• Required action
Lines from the entries below that hold "count" form the answer; copy all of them.

• Information supplied

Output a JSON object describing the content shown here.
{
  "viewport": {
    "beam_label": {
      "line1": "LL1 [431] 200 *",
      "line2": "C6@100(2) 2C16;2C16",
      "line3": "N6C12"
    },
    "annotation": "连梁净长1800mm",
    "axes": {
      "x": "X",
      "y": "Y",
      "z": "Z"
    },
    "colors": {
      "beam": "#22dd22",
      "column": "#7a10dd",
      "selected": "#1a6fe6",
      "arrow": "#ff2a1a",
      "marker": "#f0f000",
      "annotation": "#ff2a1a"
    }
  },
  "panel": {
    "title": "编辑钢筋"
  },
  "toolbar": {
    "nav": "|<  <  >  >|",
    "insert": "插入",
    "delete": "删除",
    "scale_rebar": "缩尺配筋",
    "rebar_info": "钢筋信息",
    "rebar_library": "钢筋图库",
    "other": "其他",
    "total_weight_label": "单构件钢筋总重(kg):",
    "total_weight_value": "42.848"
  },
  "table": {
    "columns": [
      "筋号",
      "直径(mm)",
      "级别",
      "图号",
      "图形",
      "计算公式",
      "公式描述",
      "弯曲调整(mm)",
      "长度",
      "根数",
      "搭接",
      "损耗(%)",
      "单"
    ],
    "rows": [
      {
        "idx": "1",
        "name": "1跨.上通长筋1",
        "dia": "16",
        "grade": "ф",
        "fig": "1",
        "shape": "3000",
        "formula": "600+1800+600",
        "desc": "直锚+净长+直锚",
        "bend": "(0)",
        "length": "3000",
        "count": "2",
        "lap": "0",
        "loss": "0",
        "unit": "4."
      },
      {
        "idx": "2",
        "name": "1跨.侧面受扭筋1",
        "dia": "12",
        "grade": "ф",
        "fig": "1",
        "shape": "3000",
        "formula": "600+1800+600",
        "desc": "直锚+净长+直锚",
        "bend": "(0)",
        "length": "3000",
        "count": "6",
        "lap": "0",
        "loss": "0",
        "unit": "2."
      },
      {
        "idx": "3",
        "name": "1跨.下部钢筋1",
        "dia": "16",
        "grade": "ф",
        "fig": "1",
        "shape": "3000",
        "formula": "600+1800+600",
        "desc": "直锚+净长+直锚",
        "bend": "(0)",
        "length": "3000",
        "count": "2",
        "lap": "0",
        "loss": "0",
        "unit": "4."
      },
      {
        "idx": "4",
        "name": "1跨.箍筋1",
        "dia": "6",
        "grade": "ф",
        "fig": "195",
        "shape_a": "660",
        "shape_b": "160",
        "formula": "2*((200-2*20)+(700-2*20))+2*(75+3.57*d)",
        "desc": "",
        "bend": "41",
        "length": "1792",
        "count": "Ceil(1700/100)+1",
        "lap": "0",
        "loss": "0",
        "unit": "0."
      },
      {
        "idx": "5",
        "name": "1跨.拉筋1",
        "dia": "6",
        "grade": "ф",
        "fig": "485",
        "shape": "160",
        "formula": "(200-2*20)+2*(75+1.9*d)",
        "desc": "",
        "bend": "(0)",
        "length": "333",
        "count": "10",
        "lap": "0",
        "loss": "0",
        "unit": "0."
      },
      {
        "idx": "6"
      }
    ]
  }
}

• Response to this exercise
        "count": "2",
        "count": "6",
        "count": "2",
        "count": "Ceil(1700/100)+1",
        "count": "10",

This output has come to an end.